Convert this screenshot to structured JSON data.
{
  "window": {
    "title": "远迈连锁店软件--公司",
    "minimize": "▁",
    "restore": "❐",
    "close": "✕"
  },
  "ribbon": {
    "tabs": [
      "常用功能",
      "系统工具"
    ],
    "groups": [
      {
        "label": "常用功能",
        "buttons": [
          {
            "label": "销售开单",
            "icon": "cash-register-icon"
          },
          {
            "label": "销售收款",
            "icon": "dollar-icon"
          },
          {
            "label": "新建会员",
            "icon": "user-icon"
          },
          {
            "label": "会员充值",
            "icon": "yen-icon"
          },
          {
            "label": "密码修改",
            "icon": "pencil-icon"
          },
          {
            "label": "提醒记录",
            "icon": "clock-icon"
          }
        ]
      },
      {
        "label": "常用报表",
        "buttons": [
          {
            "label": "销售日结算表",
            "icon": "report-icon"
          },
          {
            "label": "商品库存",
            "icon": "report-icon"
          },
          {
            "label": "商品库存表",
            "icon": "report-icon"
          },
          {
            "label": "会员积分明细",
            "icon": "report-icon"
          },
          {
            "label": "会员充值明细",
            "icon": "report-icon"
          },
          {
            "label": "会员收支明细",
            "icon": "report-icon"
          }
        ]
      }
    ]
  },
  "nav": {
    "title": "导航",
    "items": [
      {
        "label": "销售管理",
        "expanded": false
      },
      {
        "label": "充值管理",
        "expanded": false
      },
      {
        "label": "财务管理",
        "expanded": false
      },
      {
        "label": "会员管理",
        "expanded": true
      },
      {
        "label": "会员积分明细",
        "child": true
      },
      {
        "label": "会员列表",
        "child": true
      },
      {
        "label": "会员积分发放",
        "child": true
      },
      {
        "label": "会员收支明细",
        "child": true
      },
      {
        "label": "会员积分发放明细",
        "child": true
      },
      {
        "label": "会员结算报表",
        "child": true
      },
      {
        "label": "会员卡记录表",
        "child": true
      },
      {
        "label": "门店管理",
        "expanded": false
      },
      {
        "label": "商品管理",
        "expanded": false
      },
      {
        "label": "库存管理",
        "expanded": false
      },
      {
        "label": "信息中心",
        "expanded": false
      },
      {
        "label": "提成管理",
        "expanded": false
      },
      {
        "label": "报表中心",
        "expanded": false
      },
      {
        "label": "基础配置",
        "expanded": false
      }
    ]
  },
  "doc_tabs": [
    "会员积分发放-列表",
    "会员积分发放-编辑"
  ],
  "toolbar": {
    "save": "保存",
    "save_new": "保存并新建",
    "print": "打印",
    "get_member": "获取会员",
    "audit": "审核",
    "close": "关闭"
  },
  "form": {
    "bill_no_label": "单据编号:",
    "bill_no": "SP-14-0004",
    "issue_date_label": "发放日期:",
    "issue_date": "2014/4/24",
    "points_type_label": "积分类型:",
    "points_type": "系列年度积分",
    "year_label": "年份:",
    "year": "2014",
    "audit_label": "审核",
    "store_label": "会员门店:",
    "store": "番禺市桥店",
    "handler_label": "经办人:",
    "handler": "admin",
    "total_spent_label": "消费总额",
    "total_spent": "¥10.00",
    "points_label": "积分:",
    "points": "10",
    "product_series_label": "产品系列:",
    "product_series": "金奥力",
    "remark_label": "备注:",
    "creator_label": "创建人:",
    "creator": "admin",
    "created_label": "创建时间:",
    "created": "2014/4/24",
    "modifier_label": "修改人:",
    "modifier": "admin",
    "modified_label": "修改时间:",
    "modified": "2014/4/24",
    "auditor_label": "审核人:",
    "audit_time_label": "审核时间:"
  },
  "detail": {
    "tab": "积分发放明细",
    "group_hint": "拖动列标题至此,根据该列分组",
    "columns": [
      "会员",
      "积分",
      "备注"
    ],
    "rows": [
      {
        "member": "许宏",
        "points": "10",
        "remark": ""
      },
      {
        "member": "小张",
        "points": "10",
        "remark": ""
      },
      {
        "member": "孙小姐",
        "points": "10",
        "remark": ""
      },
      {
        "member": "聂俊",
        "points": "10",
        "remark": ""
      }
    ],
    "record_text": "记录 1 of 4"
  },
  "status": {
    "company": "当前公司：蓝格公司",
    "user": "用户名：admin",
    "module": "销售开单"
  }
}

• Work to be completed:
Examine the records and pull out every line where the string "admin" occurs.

• Answer to the problem:
    "handler": "admin",
    "creator": "admin",
    "modifier": "admin",
    "user": "用户名：admin",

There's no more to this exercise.